Poetry, in many ways, defies definition. Any restrictions would disqualify some works that are, nevertheless, poetry. The only statement about poetry that we can make with absolute certainty is that good poetry uses what is known as "compressed language." That means that it says a lot but uses few words to do so. Every word is very valuable; the poets make their choices only after much deliberation, and we must understand each word to grasp the meanings of the poems. This word compression is the primary reason that most students claim not to understand poetry. Students who are accustomed to skimming over their lessons once and dashing off correct answers in record time will find that poetry asks much more of us than this. It invites us to calm down, sit still, and think. Speed and accuracy are invaluable in mathematical computation but useless in poetry appreciation. You must not be frustrated or feel like a failure when (not if) you find it necessary to read a poem several times. This repetitive activity is standard operating procedure for the study of any art. This guide takes a topical approach to the study of poetry, rather than a historical approach.

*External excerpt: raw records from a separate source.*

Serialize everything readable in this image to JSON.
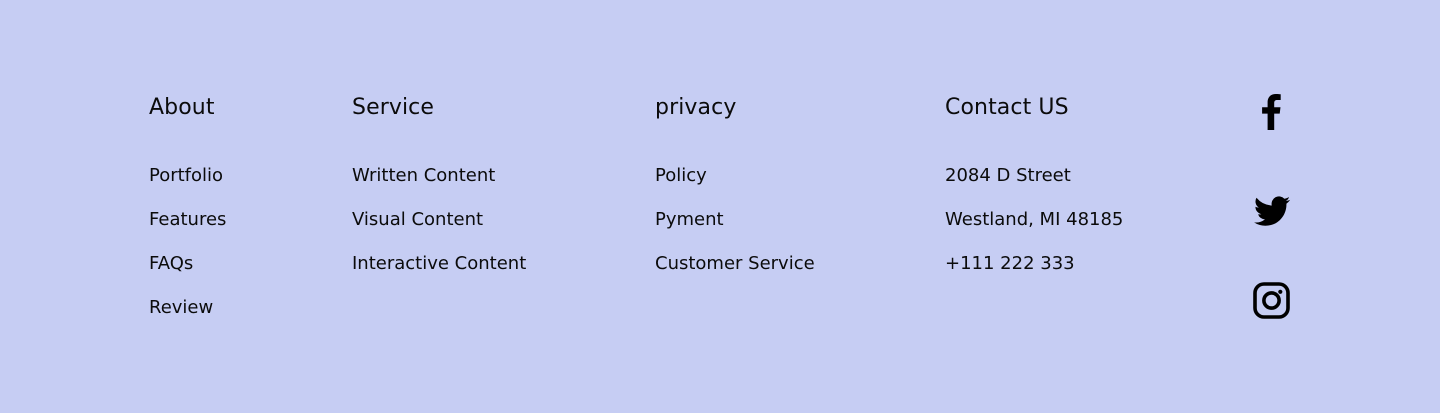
{
  "footer": {
    "about": {
      "title": "About",
      "items": [
        "Portfolio",
        "Features",
        "FAQs",
        "Review"
      ]
    },
    "service": {
      "title": "Service",
      "items": [
        "Written Content",
        "Visual Content",
        "Interactive Content"
      ]
    },
    "privacy": {
      "title": "privacy",
      "items": [
        "Policy",
        "Pyment",
        "Customer Service"
      ]
    },
    "contact": {
      "title": "Contact US",
      "items": [
        "2084 D Street",
        "Westland, MI 48185",
        "+111 222 333"
      ]
    },
    "social": [
      {
        "icon": "facebook-icon"
      },
      {
        "icon": "twitter-icon"
      },
      {
        "icon": "instagram-icon"
      }
    ]
  },
  "colors": {
    "background": "#c6cdf3",
    "text": "#0b0b0b"
  }
}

Looking for more than activity sheets or a who-did-what series of questions? Want to dig into the essence of the novel? This study guide provides easy-to-use, reproducible lessons on literary terms, comprehension and analysis, critical thinking, related scriptural principles, vocabulary, and activities, plus a complete answer key.